[Dataset excerpts]
▶

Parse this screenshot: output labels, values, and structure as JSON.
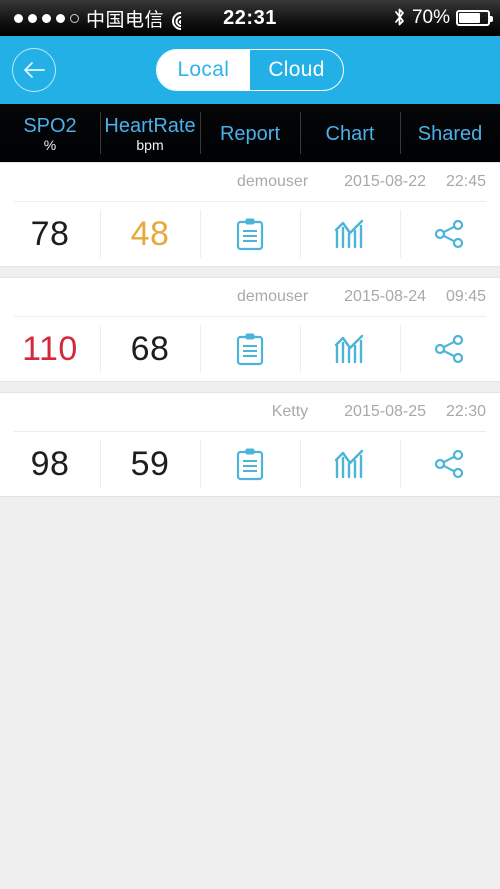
{
  "status_bar": {
    "signal_dots_total": 5,
    "signal_dots_filled": 4,
    "carrier": "中国电信",
    "wifi_icon": "wifi-icon",
    "time": "22:31",
    "bluetooth_icon": "bluetooth-icon",
    "battery_text": "70%",
    "battery_level": 70
  },
  "navbar": {
    "back_icon": "back-arrow-icon",
    "segmented": {
      "options": [
        "Local",
        "Cloud"
      ],
      "selected": "Local",
      "local_label": "Local",
      "cloud_label": "Cloud"
    }
  },
  "column_header": {
    "columns": [
      {
        "title": "SPO2",
        "unit": "%"
      },
      {
        "title": "HeartRate",
        "unit": "bpm"
      },
      {
        "title": "Report",
        "unit": ""
      },
      {
        "title": "Chart",
        "unit": ""
      },
      {
        "title": "Shared",
        "unit": ""
      }
    ]
  },
  "records": [
    {
      "user": "demouser",
      "date": "2015-08-22",
      "time": "22:45",
      "spo2": "78",
      "spo2_state": "normal",
      "heart_rate": "48",
      "heart_rate_state": "warn",
      "report_icon": "clipboard-icon",
      "chart_icon": "bar-chart-icon",
      "share_icon": "share-icon"
    },
    {
      "user": "demouser",
      "date": "2015-08-24",
      "time": "09:45",
      "spo2": "110",
      "spo2_state": "danger",
      "heart_rate": "68",
      "heart_rate_state": "normal",
      "report_icon": "clipboard-icon",
      "chart_icon": "bar-chart-icon",
      "share_icon": "share-icon"
    },
    {
      "user": "Ketty",
      "date": "2015-08-25",
      "time": "22:30",
      "spo2": "98",
      "spo2_state": "normal",
      "heart_rate": "59",
      "heart_rate_state": "normal",
      "report_icon": "clipboard-icon",
      "chart_icon": "bar-chart-icon",
      "share_icon": "share-icon"
    }
  ],
  "colors": {
    "accent_blue": "#22b0e6",
    "header_text_blue": "#4cb0e8",
    "icon_teal": "#4cb4d8",
    "warn": "#e8a93a",
    "danger": "#d3293d",
    "page_background": "#efefef"
  }
}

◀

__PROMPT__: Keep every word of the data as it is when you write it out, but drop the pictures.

__RESULT OF THIS EXERCISE__:
Parse this screenshot: output labels, values, and structure as JSON.
{
  "status_bar": {
    "signal_dots_total": 5,
    "signal_dots_filled": 4,
    "carrier": "中国电信",
    "wifi_icon": "wifi-icon",
    "time": "22:31",
    "bluetooth_icon": "bluetooth-icon",
    "battery_text": "70%",
    "battery_level": 70
  },
  "navbar": {
    "back_icon": "back-arrow-icon",
    "segmented": {
      "options": [
        "Local",
        "Cloud"
      ],
      "selected": "Local",
      "local_label": "Local",
      "cloud_label": "Cloud"
    }
  },
  "column_header": {
    "columns": [
      {
        "title": "SPO2",
        "unit": "%"
      },
      {
        "title": "HeartRate",
        "unit": "bpm"
      },
      {
        "title": "Report",
        "unit": ""
      },
      {
        "title": "Chart",
        "unit": ""
      },
      {
        "title": "Shared",
        "unit": ""
      }
    ]
  },
  "records": [
    {
      "user": "demouser",
      "date": "2015-08-22",
      "time": "22:45",
      "spo2": "78",
      "spo2_state": "normal",
      "heart_rate": "48",
      "heart_rate_state": "warn",
      "report_icon": "clipboard-icon",
      "chart_icon": "bar-chart-icon",
      "share_icon": "share-icon"
    },
    {
      "user": "demouser",
      "date": "2015-08-24",
      "time": "09:45",
      "spo2": "110",
      "spo2_state": "danger",
      "heart_rate": "68",
      "heart_rate_state": "normal",
      "report_icon": "clipboard-icon",
      "chart_icon": "bar-chart-icon",
      "share_icon": "share-icon"
    },
    {
      "user": "Ketty",
      "date": "2015-08-25",
      "time": "22:30",
      "spo2": "98",
      "spo2_state": "normal",
      "heart_rate": "59",
      "heart_rate_state": "normal",
      "report_icon": "clipboard-icon",
      "chart_icon": "bar-chart-icon",
      "share_icon": "share-icon"
    }
  ],
  "colors": {
    "accent_blue": "#22b0e6",
    "header_text_blue": "#4cb0e8",
    "icon_teal": "#4cb4d8",
    "warn": "#e8a93a",
    "danger": "#d3293d",
    "page_background": "#efefef"
  }
}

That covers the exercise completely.